• _DATA FOR ANALYSIS_
--
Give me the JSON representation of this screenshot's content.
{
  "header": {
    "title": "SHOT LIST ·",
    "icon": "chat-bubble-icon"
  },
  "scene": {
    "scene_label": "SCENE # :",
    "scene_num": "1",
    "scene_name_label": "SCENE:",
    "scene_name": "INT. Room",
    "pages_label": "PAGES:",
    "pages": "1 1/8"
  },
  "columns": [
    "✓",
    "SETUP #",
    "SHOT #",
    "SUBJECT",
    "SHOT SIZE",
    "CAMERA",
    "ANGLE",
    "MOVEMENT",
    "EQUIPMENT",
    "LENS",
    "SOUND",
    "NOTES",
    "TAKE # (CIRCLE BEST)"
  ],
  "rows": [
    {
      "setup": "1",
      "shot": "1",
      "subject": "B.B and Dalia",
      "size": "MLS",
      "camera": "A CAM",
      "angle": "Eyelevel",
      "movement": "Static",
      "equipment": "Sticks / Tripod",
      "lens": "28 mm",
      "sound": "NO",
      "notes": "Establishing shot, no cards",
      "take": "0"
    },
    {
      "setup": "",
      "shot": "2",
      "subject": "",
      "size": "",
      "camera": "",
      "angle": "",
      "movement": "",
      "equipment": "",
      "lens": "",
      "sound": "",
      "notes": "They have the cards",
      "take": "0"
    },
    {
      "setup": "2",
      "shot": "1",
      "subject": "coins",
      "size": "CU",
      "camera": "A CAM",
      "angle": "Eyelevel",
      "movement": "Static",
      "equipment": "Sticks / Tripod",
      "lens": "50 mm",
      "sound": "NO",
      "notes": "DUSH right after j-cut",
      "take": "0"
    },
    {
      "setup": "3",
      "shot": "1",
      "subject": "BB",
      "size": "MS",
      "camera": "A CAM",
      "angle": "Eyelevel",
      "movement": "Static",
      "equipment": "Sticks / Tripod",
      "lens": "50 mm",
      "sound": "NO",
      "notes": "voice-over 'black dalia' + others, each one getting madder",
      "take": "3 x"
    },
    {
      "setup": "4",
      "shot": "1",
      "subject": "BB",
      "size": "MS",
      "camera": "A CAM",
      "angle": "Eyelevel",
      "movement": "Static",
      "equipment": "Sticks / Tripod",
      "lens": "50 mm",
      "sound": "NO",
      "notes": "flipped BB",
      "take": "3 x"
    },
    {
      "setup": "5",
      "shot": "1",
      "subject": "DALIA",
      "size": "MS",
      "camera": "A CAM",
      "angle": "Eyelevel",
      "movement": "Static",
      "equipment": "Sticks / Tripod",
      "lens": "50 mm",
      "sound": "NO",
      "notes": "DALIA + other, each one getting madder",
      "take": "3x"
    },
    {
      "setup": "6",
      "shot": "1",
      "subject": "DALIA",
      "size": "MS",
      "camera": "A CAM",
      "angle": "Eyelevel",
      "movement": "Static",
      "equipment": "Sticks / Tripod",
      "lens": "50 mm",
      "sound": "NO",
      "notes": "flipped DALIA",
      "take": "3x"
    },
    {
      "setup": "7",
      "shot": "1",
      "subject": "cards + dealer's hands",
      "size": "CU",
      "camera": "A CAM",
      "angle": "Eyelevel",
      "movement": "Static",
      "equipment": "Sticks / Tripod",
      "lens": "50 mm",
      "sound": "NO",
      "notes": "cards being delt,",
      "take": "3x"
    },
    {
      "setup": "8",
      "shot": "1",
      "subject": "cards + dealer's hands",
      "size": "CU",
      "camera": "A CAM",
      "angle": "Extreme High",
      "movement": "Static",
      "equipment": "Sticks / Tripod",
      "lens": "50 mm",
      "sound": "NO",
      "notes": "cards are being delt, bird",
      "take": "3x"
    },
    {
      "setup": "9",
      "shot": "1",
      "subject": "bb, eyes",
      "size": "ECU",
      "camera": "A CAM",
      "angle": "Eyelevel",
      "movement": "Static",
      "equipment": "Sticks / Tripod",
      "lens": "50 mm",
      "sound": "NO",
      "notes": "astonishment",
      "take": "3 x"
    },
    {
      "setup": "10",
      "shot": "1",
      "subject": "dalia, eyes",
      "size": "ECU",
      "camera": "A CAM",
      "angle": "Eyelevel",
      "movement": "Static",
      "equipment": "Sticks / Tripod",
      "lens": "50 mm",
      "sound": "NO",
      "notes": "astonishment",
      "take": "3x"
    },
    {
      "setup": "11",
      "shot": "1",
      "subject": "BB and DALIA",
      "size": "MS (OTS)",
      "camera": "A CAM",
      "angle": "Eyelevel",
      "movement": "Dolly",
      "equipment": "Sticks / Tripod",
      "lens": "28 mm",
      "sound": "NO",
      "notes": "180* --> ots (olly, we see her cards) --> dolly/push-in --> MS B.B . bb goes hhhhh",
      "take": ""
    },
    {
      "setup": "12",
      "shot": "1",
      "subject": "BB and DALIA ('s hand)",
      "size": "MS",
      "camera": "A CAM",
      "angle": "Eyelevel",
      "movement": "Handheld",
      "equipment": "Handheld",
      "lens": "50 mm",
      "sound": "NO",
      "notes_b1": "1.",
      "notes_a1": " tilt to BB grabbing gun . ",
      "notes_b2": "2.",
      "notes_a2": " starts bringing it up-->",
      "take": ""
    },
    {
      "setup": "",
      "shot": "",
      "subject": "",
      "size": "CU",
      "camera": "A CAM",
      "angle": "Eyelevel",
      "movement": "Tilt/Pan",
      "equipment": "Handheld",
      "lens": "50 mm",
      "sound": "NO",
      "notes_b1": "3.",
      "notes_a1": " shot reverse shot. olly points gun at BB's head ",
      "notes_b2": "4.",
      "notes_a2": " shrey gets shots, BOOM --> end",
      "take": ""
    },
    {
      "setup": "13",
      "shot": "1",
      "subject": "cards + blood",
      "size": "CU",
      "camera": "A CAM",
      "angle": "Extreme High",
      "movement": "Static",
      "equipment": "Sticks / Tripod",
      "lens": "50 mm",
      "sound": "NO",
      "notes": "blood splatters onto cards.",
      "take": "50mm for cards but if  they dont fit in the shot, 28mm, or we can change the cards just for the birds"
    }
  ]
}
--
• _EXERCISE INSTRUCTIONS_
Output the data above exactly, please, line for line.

• _SOLUTION TO THE EXERCISE_
Give me the JSON representation of this screenshot's content.
{
  "header": {
    "title": "SHOT LIST ·",
    "icon": "chat-bubble-icon"
  },
  "scene": {
    "scene_label": "SCENE # :",
    "scene_num": "1",
    "scene_name_label": "SCENE:",
    "scene_name": "INT. Room",
    "pages_label": "PAGES:",
    "pages": "1 1/8"
  },
  "columns": [
    "✓",
    "SETUP #",
    "SHOT #",
    "SUBJECT",
    "SHOT SIZE",
    "CAMERA",
    "ANGLE",
    "MOVEMENT",
    "EQUIPMENT",
    "LENS",
    "SOUND",
    "NOTES",
    "TAKE # (CIRCLE BEST)"
  ],
  "rows": [
    {
      "setup": "1",
      "shot": "1",
      "subject": "B.B and Dalia",
      "size": "MLS",
      "camera": "A CAM",
      "angle": "Eyelevel",
      "movement": "Static",
      "equipment": "Sticks / Tripod",
      "lens": "28 mm",
      "sound": "NO",
      "notes": "Establishing shot, no cards",
      "take": "0"
    },
    {
      "setup": "",
      "shot": "2",
      "subject": "",
      "size": "",
      "camera": "",
      "angle": "",
      "movement": "",
      "equipment": "",
      "lens": "",
      "sound": "",
      "notes": "They have the cards",
      "take": "0"
    },
    {
      "setup": "2",
      "shot": "1",
      "subject": "coins",
      "size": "CU",
      "camera": "A CAM",
      "angle": "Eyelevel",
      "movement": "Static",
      "equipment": "Sticks / Tripod",
      "lens": "50 mm",
      "sound": "NO",
      "notes": "DUSH right after j-cut",
      "take": "0"
    },
    {
      "setup": "3",
      "shot": "1",
      "subject": "BB",
      "size": "MS",
      "camera": "A CAM",
      "angle": "Eyelevel",
      "movement": "Static",
      "equipment": "Sticks / Tripod",
      "lens": "50 mm",
      "sound": "NO",
      "notes": "voice-over 'black dalia' + others, each one getting madder",
      "take": "3 x"
    },
    {
      "setup": "4",
      "shot": "1",
      "subject": "BB",
      "size": "MS",
      "camera": "A CAM",
      "angle": "Eyelevel",
      "movement": "Static",
      "equipment": "Sticks / Tripod",
      "lens": "50 mm",
      "sound": "NO",
      "notes": "flipped BB",
      "take": "3 x"
    },
    {
      "setup": "5",
      "shot": "1",
      "subject": "DALIA",
      "size": "MS",
      "camera": "A CAM",
      "angle": "Eyelevel",
      "movement": "Static",
      "equipment": "Sticks / Tripod",
      "lens": "50 mm",
      "sound": "NO",
      "notes": "DALIA + other, each one getting madder",
      "take": "3x"
    },
    {
      "setup": "6",
      "shot": "1",
      "subject": "DALIA",
      "size": "MS",
      "camera": "A CAM",
      "angle": "Eyelevel",
      "movement": "Static",
      "equipment": "Sticks / Tripod",
      "lens": "50 mm",
      "sound": "NO",
      "notes": "flipped DALIA",
      "take": "3x"
    },
    {
      "setup": "7",
      "shot": "1",
      "subject": "cards + dealer's hands",
      "size": "CU",
      "camera": "A CAM",
      "angle": "Eyelevel",
      "movement": "Static",
      "equipment": "Sticks / Tripod",
      "lens": "50 mm",
      "sound": "NO",
      "notes": "cards being delt,",
      "take": "3x"
    },
    {
      "setup": "8",
      "shot": "1",
      "subject": "cards + dealer's hands",
      "size": "CU",
      "camera": "A CAM",
      "angle": "Extreme High",
      "movement": "Static",
      "equipment": "Sticks / Tripod",
      "lens": "50 mm",
      "sound": "NO",
      "notes": "cards are being delt, bird",
      "take": "3x"
    },
    {
      "setup": "9",
      "shot": "1",
      "subject": "bb, eyes",
      "size": "ECU",
      "camera": "A CAM",
      "angle": "Eyelevel",
      "movement": "Static",
      "equipment": "Sticks / Tripod",
      "lens": "50 mm",
      "sound": "NO",
      "notes": "astonishment",
      "take": "3 x"
    },
    {
      "setup": "10",
      "shot": "1",
      "subject": "dalia, eyes",
      "size": "ECU",
      "camera": "A CAM",
      "angle": "Eyelevel",
      "movement": "Static",
      "equipment": "Sticks / Tripod",
      "lens": "50 mm",
      "sound": "NO",
      "notes": "astonishment",
      "take": "3x"
    },
    {
      "setup": "11",
      "shot": "1",
      "subject": "BB and DALIA",
      "size": "MS (OTS)",
      "camera": "A CAM",
      "angle": "Eyelevel",
      "movement": "Dolly",
      "equipment": "Sticks / Tripod",
      "lens": "28 mm",
      "sound": "NO",
      "notes": "180* --> ots (olly, we see her cards) --> dolly/push-in --> MS B.B . bb goes hhhhh",
      "take": ""
    },
    {
      "setup": "12",
      "shot": "1",
      "subject": "BB and DALIA ('s hand)",
      "size": "MS",
      "camera": "A CAM",
      "angle": "Eyelevel",
      "movement": "Handheld",
      "equipment": "Handheld",
      "lens": "50 mm",
      "sound": "NO",
      "notes_b1": "1.",
      "notes_a1": " tilt to BB grabbing gun . ",
      "notes_b2": "2.",
      "notes_a2": " starts bringing it up-->",
      "take": ""
    },
    {
      "setup": "",
      "shot": "",
      "subject": "",
      "size": "CU",
      "camera": "A CAM",
      "angle": "Eyelevel",
      "movement": "Tilt/Pan",
      "equipment": "Handheld",
      "lens": "50 mm",
      "sound": "NO",
      "notes_b1": "3.",
      "notes_a1": " shot reverse shot. olly points gun at BB's head ",
      "notes_b2": "4.",
      "notes_a2": " shrey gets shots, BOOM --> end",
      "take": ""
    },
    {
      "setup": "13",
      "shot": "1",
      "subject": "cards + blood",
      "size": "CU",
      "camera": "A CAM",
      "angle": "Extreme High",
      "movement": "Static",
      "equipment": "Sticks / Tripod",
      "lens": "50 mm",
      "sound": "NO",
      "notes": "blood splatters onto cards.",
      "take": "50mm for cards but if  they dont fit in the shot, 28mm, or we can change the cards just for the birds"
    }
  ]
}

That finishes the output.